A home that is completely airtight except for the front door key hole has been recognised as the most sustainable home constructed anywhere in Australia over the past year.

In its latest announcement, Housing Industry Association says the four-bedroom Saphiire display home (pictured above) constructed by Blue Mountains home builder Blue Eco Homes has taken out its 2020 HIA Australian Green Smart Home award.

Nestled into the rugged bushland of NSW’s Blue Mountains resides a one-of-a-kind display home by builder Blue Eco Homes that is not only certified Passive House but also built to a BAL-FZ rating.

Apart from the front door key hole, the home is completely airtight.

Indeed, it achieves a rate of just 0.39 air changes per hour.

The home is also energy positive, with a 5kW solar PV system and 10kW batter system meaning that it generates more energy than it needs in order to operate.

To ensure the home maintains a comfortable indoor temperature year-round, meanwhile, the home includes high-performing UPVC aluminium-clad triple-glazed windows and doors which will transmit just one-sixth of the heat compared to a typical Australian window.

This delivers year-round comfort despite the mountains experiencing days that exceed 46°C in summer.

Thanks to high-performing UPVC aluminium-clad triple glazed windows, the Sahpire home remains comfortable all year round whilst delivering an abundance of natural light.

With a 5kW solar PV system and 10kW battery system, the Saphire display home is energy positive.
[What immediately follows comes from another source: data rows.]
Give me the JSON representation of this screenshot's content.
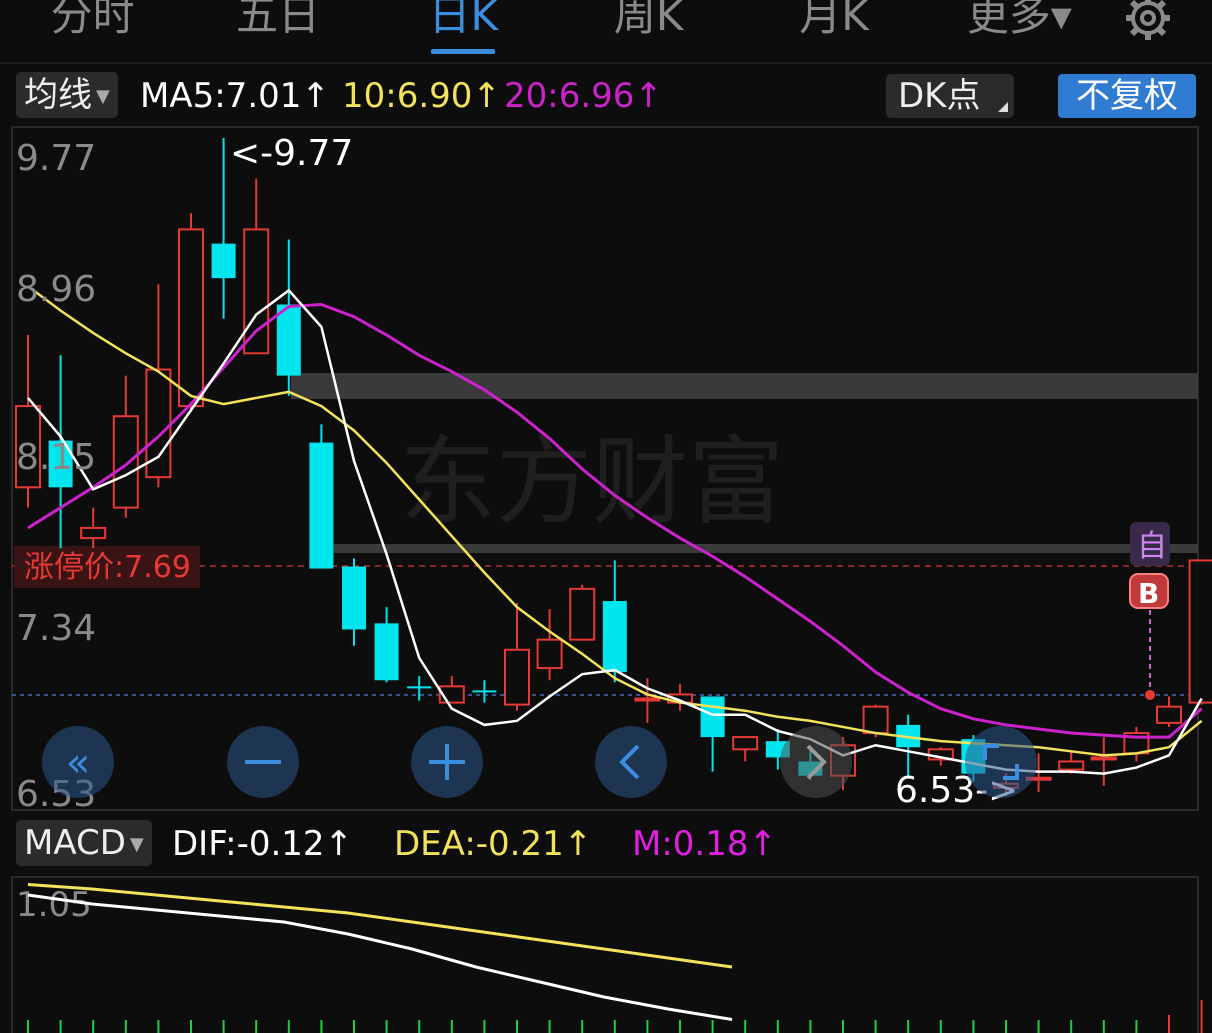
{
  "tabs": [
    {
      "label": "分时",
      "active": false
    },
    {
      "label": "五日",
      "active": false
    },
    {
      "label": "日K",
      "active": true
    },
    {
      "label": "周K",
      "active": false
    },
    {
      "label": "月K",
      "active": false
    },
    {
      "label": "更多▾",
      "active": false
    }
  ],
  "settings_icon": "gear-icon",
  "indicator_row": {
    "ma_select": "均线",
    "ma5": "MA5:7.01↑",
    "ma10": "10:6.90↑",
    "ma20": "20:6.96↑",
    "dk_button": "DK点",
    "fuquan_button": "不复权"
  },
  "price_axis": [
    "9.77",
    "8.96",
    "8.15",
    "7.34",
    "6.53"
  ],
  "price_high_marker": "<-9.77",
  "price_low_marker": "6.53->",
  "limit_up_label": "涨停价:7.69",
  "watermark": "东方财富",
  "marker_zi": "自",
  "marker_b": "B",
  "nav_buttons": [
    "«",
    "−",
    "+",
    "‹",
    "›"
  ],
  "macd_row": {
    "select": "MACD",
    "dif": "DIF:-0.12↑",
    "dea": "DEA:-0.21↑",
    "m": "M:0.18↑"
  },
  "macd_axis_top": "1.05",
  "colors": {
    "up": "#e53935",
    "down": "#00e5ee",
    "ma5": "#ffffff",
    "ma10": "#f2e35a",
    "ma20": "#cc22cc",
    "accent": "#3b8de0"
  },
  "chart_data": {
    "type": "candlestick",
    "ylim": [
      6.53,
      9.77
    ],
    "candles": [
      {
        "o": 8.05,
        "c": 8.45,
        "h": 8.8,
        "l": 7.95
      },
      {
        "o": 8.28,
        "c": 8.05,
        "h": 8.7,
        "l": 7.75
      },
      {
        "o": 7.8,
        "c": 7.85,
        "h": 7.95,
        "l": 7.75
      },
      {
        "o": 7.95,
        "c": 8.4,
        "h": 8.6,
        "l": 7.9
      },
      {
        "o": 8.1,
        "c": 8.63,
        "h": 9.05,
        "l": 8.05
      },
      {
        "o": 8.45,
        "c": 9.32,
        "h": 9.4,
        "l": 8.42
      },
      {
        "o": 9.25,
        "c": 9.08,
        "h": 9.77,
        "l": 8.88
      },
      {
        "o": 8.71,
        "c": 9.32,
        "h": 9.57,
        "l": 8.71
      },
      {
        "o": 8.95,
        "c": 8.6,
        "h": 9.27,
        "l": 8.5
      },
      {
        "o": 8.27,
        "c": 7.65,
        "h": 8.36,
        "l": 7.65
      },
      {
        "o": 7.66,
        "c": 7.35,
        "h": 7.7,
        "l": 7.27
      },
      {
        "o": 7.38,
        "c": 7.1,
        "h": 7.46,
        "l": 7.09
      },
      {
        "o": 7.07,
        "c": 7.06,
        "h": 7.12,
        "l": 7.0
      },
      {
        "o": 6.99,
        "c": 7.07,
        "h": 7.12,
        "l": 6.99
      },
      {
        "o": 7.05,
        "c": 7.04,
        "h": 7.1,
        "l": 6.99
      },
      {
        "o": 6.98,
        "c": 7.25,
        "h": 7.48,
        "l": 6.95
      },
      {
        "o": 7.16,
        "c": 7.3,
        "h": 7.45,
        "l": 7.1
      },
      {
        "o": 7.3,
        "c": 7.55,
        "h": 7.57,
        "l": 7.3
      },
      {
        "o": 7.49,
        "c": 7.14,
        "h": 7.69,
        "l": 7.09
      },
      {
        "o": 7.0,
        "c": 7.01,
        "h": 7.11,
        "l": 6.89
      },
      {
        "o": 6.99,
        "c": 7.03,
        "h": 7.08,
        "l": 6.95
      },
      {
        "o": 7.02,
        "c": 6.82,
        "h": 7.02,
        "l": 6.65
      },
      {
        "o": 6.76,
        "c": 6.82,
        "h": 6.82,
        "l": 6.7
      },
      {
        "o": 6.8,
        "c": 6.72,
        "h": 6.86,
        "l": 6.66
      },
      {
        "o": 6.7,
        "c": 6.63,
        "h": 6.76,
        "l": 6.61
      },
      {
        "o": 6.63,
        "c": 6.78,
        "h": 6.82,
        "l": 6.56
      },
      {
        "o": 6.84,
        "c": 6.97,
        "h": 6.98,
        "l": 6.82
      },
      {
        "o": 6.88,
        "c": 6.77,
        "h": 6.93,
        "l": 6.62
      },
      {
        "o": 6.71,
        "c": 6.76,
        "h": 6.77,
        "l": 6.68
      },
      {
        "o": 6.81,
        "c": 6.64,
        "h": 6.83,
        "l": 6.6
      },
      {
        "o": 6.57,
        "c": 6.59,
        "h": 6.64,
        "l": 6.53
      },
      {
        "o": 6.62,
        "c": 6.62,
        "h": 6.74,
        "l": 6.55
      },
      {
        "o": 6.66,
        "c": 6.7,
        "h": 6.75,
        "l": 6.64
      },
      {
        "o": 6.71,
        "c": 6.72,
        "h": 6.82,
        "l": 6.58
      },
      {
        "o": 6.74,
        "c": 6.84,
        "h": 6.87,
        "l": 6.7
      },
      {
        "o": 6.89,
        "c": 6.97,
        "h": 7.02,
        "l": 6.87
      },
      {
        "o": 6.99,
        "c": 7.69,
        "h": 7.69,
        "l": 6.98
      }
    ],
    "ma5": [
      8.49,
      8.3,
      8.04,
      8.11,
      8.2,
      8.43,
      8.66,
      8.9,
      9.02,
      8.84,
      8.18,
      7.72,
      7.21,
      6.96,
      6.88,
      6.9,
      7.02,
      7.13,
      7.15,
      7.06,
      7.0,
      6.93,
      6.93,
      6.85,
      6.81,
      6.73,
      6.78,
      6.75,
      6.72,
      6.69,
      6.66,
      6.65,
      6.65,
      6.64,
      6.67,
      6.73,
      7.01
    ],
    "ma10": [
      9.04,
      8.92,
      8.81,
      8.71,
      8.62,
      8.5,
      8.46,
      8.49,
      8.52,
      8.45,
      8.33,
      8.17,
      7.99,
      7.81,
      7.63,
      7.46,
      7.34,
      7.23,
      7.11,
      7.03,
      6.99,
      6.97,
      6.95,
      6.92,
      6.9,
      6.87,
      6.84,
      6.82,
      6.8,
      6.79,
      6.78,
      6.77,
      6.75,
      6.73,
      6.74,
      6.77,
      6.9
    ],
    "ma20": [
      7.85,
      7.95,
      8.05,
      8.16,
      8.3,
      8.46,
      8.64,
      8.82,
      8.94,
      8.95,
      8.89,
      8.8,
      8.7,
      8.62,
      8.53,
      8.42,
      8.29,
      8.14,
      8.01,
      7.9,
      7.8,
      7.71,
      7.61,
      7.5,
      7.39,
      7.27,
      7.14,
      7.04,
      6.96,
      6.91,
      6.88,
      6.86,
      6.84,
      6.83,
      6.82,
      6.82,
      6.96
    ],
    "macd_dif": [
      0.98,
      0.92,
      0.88,
      0.84,
      0.8,
      0.72,
      0.62,
      0.5,
      0.4,
      0.3,
      0.22,
      0.15
    ],
    "macd_dea": [
      1.05,
      1.02,
      0.98,
      0.94,
      0.9,
      0.86,
      0.8,
      0.74,
      0.68,
      0.62,
      0.56,
      0.5
    ]
  }
}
Apart from the keyhole, it is completely airtight.

Other features include:

  • a pleasant exterior in contrasting shades of charcoal and light grey
  • a skillion roofline and raked ceilings providing a spacious interior for occupants.
  • Strategically placed highlight windows to allow abundant natural light to filter through
  • Lightly-hued polished concrete floors offer thermal mass.
  • BAL-FZ rated shutters which also offer shade, are controlled by smart home technology and can be programmed to go up or down at certain times of the day based on the shading requirements (this can be overridden remotely by an app, crucial in cases of approaching bushfire).

Describing the home as exceeding ‘on all levels’ , the judges praised its design and construction.

“The home is completely airtight except for the front door key hole, and features highlight windows for abundant northern sunlight, lightly-hued polished concrete floors for thermal mass and high-performing uPVC aluminium-clad triple-glazed windows and doors,” the judges said.

The home also took out the HIA Australian GreenSmart Display/Project Home award.

This knock-down rebuild home in Canberra by Light House Architecture & Science and 360 Building Soclutions is home to a household of five who consume less energy than the average one-person household in the city. Features include excellent use of the passive solar and cross ventilation potential of the block through careful collaboration of the glazing to floor area ratios, window positions and eave offsets and positions.

Other award winners include:

  • Light House Architecture & Science and Indepth Building Solutions from ACT & Southern NSW won GreenSmart Renovation / Addition Project for a clever retrofit within an existing footprint to bring the home from 3.6 to seven stars (pictured below).
  • Light House Architecture & Science and 360 Building Solutions from ACT & Southern NSW won GreenSmart Multi Dwelling Development for a solar passive intergenerational housing project (pictured above) built using locally manufactured materials. The duo also won GreenSmart Energy Efficiency for an 8.4 star rated 5-person household that consumes less energy than a one-person household in Canberra.
  • Beaumont Building Design, Victoria won GreenSmart Sustainable Home. The compact, lightweight and low-maintenance design offers natural temperature regulation with north-facing orientation and strategically placed double-glazed windows.
  • Nu-Rock Construction, NSW won GreenSmart Product for the Nu-Rock Building Block (pictured below). The smart product with widespread potential in the building industry is primarily made from the by-products of powerplants.

Transformation of this dilapidated property in Canberra brought this 155-square meter Canberra house from Light House Architecture & Science, along with Indepth Building Solutions from an energy rating of 3.6 stars to 7 stars. Passive solar features include optimised window to floor area ratios, improved northern solar access, uPVC double-glazed windows with high solar transmission low-e and high levels of insulation.

HIA Managing Director Graham Wolfe said the awards represent the best in sustainable home design and construction.

“HIA is committed to sustainable building outcomes, including environmentally focussed construction, innovation and design. The winners and finalists are leading the way in this field, including site management, energy saving techniques and innovation, to build comfortable homes for their clients,” Mr Wolfe said.

“Each winner and finalist is congratulated for achieving success at a national level and demonstrating that comfort, security, innovation and value for money can co-exist in a sustainable built environment. HIA members are up to the challenge.”


The Nu-Rock Building Block by NSW company, Nu-Rock Construction is made from converted solid and liquid industrial waste materialsfrom the bi-products of power plants such as coal and ash and held together with a chemical binder. Zero carbon is emitted through this process, which delivers strong, lightweight and cost effective building products.


Enjoy Sourceable articles? Never miss important updates. Subscribe for FREE to receive daily updates in your inbox each morning.